A funny story regarding the Estes Trolley: one day, mid-summer, the power went out downtown and we were one of the only restaurants with power. We heard about it right away, then the Trolley began dumping 30-50 people at a time at our doorstep. At one point, there were well over 120 people outside waiting for pizza. What an opportunity! We got to an hour and a half wait and used every piece of dough in the entire store and we have two days worth on hand. There came a point where we would see the trolley again and panic. What a day!
Growth has brought success, failure, envy and sharks. The success is apparent by the crowds and the fact that we are only need to be open a few hours a day; it comes in the reviews and words spoken directly to us on a regular basis. Words like: “this is the best pizza I’ve ever had and I’m 82 years old”; “we own an Italian restaurant in NYC and have for decades and can say this is as good as anything in NYC”. The failure comes from missed opportunities due to our building being too small, our production being limited to X, our own strikeouts. The envy is from competitors and the digs that pervade reviews fostered by their envy; nasty comments from “locals” who are loyal to other restaurants in town; people who quietly follow us on FB yet click “hide this post” or “hide all posts” on positive posts, etc. We see you… The sharks are those who ask questions that are not innocent. Some are competitors, others potential investors, one even offered to buy our sauce recipe and not use it in the United States and called many times. Just last week, I witnessed a guy who was clearly not just a customer rip apart the crust the same way I would when being critical, smell it, then called me over to point out something a layman never could. So, I took his picture with the pizza. No further questions except “can we get a box to go?”. We’ve had three potential investors show genuine interest and here’s the best shark question: “I read all your stuff about the best ingredients, but if I wanted to reproduce this pizza where would I start?”. AYFKM? That question will get you shown the door. I’m a real NY’er born and raised on the streets with rather tough parents. Who asks a question like that? Did he think it would be answered? The good karma we have been shown for our efforts and discretion is indescribable. Flattery came in the form of the mother of a competitor coming in with the Food Network article saying “don’t tell my son I was here; I just had to taste it”.
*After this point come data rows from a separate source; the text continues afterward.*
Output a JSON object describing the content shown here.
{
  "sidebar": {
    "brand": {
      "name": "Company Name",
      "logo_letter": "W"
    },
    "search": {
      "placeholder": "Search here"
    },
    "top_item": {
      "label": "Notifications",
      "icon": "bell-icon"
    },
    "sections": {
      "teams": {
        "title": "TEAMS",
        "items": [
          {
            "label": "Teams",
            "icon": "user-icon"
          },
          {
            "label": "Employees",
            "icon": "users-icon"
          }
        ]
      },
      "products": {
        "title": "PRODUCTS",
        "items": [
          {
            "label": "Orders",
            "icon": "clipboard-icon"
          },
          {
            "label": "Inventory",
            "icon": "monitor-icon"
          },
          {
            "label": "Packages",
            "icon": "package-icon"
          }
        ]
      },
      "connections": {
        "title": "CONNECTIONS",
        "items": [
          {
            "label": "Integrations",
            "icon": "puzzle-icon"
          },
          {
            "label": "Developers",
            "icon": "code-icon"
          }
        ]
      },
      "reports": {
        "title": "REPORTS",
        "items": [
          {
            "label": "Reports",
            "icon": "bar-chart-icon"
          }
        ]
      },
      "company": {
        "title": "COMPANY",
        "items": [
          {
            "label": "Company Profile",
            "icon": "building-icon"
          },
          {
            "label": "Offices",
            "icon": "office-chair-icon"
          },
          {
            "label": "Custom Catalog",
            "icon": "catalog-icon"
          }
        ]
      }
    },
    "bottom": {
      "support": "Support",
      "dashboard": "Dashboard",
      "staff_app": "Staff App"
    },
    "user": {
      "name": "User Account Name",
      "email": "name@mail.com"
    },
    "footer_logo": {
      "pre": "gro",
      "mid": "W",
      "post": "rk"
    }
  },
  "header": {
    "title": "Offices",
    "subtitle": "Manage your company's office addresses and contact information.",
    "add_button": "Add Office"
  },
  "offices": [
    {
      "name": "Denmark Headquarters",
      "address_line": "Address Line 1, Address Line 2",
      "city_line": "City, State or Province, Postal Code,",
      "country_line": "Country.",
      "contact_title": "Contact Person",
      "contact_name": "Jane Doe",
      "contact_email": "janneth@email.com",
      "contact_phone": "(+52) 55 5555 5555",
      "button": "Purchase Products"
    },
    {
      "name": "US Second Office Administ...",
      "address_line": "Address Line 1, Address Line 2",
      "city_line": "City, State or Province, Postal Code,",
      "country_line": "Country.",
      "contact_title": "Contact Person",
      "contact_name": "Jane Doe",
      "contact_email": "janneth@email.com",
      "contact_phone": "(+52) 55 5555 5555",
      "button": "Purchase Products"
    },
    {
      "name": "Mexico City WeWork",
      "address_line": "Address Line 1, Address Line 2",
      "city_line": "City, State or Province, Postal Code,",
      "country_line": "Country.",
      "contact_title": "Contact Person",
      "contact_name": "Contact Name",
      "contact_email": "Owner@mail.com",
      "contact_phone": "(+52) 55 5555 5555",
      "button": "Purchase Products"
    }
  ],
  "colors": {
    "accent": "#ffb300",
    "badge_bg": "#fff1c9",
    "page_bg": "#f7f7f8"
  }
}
So far in this life, I’ve experienced devastating failure, incredible success and everything on the way up, then down, then up again. The perseverance that drives me to put shoes on in the morning comes with a serious set of standards. Don’t bother putting those shoes on unless you are going to swing for the fence every day, remain true to your self and as consistent as humanly possible. Our food is hand made, fresh, with love and a passion that you simply don’t find very often. We look forward to many years making people smile and providing many memorable meals with friends and loved ones.
To our employees, wives, husbands and families of our people, thank you for putting up with, and supporting our sacrifice to be excellent at what we do. #RaiseTheBar
Integrity is innate. You cannot learn it, buy it, find it or steal it. If you know anyone of integrity looking for a great place to work, send them to Antonio’s.